November 9, 2015, marked Britain’s “Equal Pay Day”—the day by which men’s average year-to-date earnings equaled those earned by women in a full calendar year. The persistence of a “gender pay gap” in British (and international) society means that British women, on average, earn 81 pence for every pound earned by men. Prejudice in promotion and hiring, inadequate family-leave policies, and other hidden barriers continue to keep wages down for today’s women workers, but working women in the late nineteenth and early twentieth centuries faced even more explicit and invidious discrimination. Glew documents the history of this discrimination in the British civil service and in the London Council Council (lcc) in the years before the government’s decision to begin the gradual process of establishing equal pay for equal work in the civil service. Glew traces the history of women in government employ from the 1870s, when women first...

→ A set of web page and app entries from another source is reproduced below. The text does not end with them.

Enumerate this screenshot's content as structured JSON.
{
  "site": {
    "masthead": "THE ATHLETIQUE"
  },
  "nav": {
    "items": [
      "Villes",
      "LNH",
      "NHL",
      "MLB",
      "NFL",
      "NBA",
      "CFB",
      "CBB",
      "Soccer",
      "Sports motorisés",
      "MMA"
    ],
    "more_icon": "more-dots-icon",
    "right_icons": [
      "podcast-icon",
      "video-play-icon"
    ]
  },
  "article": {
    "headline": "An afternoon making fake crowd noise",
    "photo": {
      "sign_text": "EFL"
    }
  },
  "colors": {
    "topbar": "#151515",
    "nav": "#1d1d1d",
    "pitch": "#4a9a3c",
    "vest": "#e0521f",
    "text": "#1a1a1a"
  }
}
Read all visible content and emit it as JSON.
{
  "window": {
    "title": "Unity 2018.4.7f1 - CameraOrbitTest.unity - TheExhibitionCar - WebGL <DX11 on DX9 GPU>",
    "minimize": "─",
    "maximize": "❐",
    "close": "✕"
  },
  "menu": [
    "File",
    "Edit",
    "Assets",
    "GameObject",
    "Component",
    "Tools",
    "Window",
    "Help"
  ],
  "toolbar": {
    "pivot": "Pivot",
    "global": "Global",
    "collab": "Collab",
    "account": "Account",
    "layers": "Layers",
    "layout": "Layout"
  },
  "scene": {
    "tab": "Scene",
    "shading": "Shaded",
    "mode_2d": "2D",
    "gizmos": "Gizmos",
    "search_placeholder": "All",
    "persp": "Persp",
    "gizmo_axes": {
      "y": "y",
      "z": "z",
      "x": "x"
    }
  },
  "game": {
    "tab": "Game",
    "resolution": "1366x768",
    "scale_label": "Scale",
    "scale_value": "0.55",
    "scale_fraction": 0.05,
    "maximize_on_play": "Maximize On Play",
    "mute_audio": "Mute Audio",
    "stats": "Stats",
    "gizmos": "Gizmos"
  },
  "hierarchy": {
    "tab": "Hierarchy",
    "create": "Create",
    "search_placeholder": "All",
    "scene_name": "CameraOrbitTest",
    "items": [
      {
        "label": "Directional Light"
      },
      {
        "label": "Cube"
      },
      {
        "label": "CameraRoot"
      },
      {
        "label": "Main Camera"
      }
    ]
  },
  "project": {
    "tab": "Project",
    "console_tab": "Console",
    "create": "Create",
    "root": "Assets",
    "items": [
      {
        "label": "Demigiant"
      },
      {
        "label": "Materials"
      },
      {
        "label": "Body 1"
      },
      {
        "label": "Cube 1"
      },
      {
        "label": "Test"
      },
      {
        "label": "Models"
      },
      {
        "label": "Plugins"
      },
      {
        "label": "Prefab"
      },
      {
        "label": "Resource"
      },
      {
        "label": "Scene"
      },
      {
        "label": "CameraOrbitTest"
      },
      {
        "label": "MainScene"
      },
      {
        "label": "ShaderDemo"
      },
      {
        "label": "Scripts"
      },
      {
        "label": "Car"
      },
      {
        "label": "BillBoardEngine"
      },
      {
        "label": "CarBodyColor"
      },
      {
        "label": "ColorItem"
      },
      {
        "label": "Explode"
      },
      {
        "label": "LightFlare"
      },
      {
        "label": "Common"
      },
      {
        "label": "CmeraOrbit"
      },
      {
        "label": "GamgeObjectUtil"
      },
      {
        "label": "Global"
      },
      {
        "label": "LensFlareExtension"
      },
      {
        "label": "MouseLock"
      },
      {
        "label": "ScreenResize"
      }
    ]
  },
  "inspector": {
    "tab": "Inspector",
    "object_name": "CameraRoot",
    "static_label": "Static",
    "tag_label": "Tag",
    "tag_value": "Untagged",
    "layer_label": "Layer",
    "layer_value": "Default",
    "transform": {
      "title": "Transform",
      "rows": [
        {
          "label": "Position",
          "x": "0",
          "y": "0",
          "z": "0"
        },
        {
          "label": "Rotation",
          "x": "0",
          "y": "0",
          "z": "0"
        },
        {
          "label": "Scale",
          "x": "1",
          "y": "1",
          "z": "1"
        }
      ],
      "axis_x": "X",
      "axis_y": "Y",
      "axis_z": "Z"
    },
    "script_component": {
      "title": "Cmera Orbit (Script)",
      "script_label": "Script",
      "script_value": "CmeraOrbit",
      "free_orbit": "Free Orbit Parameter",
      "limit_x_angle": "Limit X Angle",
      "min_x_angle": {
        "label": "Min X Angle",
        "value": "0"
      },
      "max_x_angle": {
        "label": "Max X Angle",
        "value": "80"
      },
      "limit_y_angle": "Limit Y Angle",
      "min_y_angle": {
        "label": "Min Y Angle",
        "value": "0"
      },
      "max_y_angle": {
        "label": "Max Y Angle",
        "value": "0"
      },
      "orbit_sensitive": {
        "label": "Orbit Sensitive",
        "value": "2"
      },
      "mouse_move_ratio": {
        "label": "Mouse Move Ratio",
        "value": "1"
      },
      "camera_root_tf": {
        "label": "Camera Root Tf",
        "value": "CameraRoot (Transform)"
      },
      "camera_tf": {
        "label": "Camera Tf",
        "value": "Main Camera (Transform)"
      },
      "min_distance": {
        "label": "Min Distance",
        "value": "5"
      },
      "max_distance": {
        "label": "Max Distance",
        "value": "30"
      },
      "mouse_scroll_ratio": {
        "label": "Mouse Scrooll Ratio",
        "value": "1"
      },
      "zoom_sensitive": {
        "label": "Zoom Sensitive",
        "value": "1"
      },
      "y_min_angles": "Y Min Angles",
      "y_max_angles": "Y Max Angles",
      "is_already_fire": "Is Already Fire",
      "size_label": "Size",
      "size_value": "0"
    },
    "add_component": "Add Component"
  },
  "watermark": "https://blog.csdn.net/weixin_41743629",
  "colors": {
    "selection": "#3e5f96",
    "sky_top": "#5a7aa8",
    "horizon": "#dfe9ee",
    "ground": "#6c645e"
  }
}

Gender, Rhetoric and Regulation: Women’s Work in the Civil Service and the London County Council, 1900–55. By Helen Glew (Manchester, Manchester University Press, 2016) 265 pp. $105.00
Laura Beers; Gender, Rhetoric and Regulation: Women’s Work in the Civil Service and the London County Council, 1900–55. By Helen Glew (Manchester, Manchester University Press, 2016) 265 pp. $105.00. The Journal of Interdisciplinary History 2016; 47 (3): 421–422. doi: https://doi.org/10.1162/JINH_r_01034
Download citation file: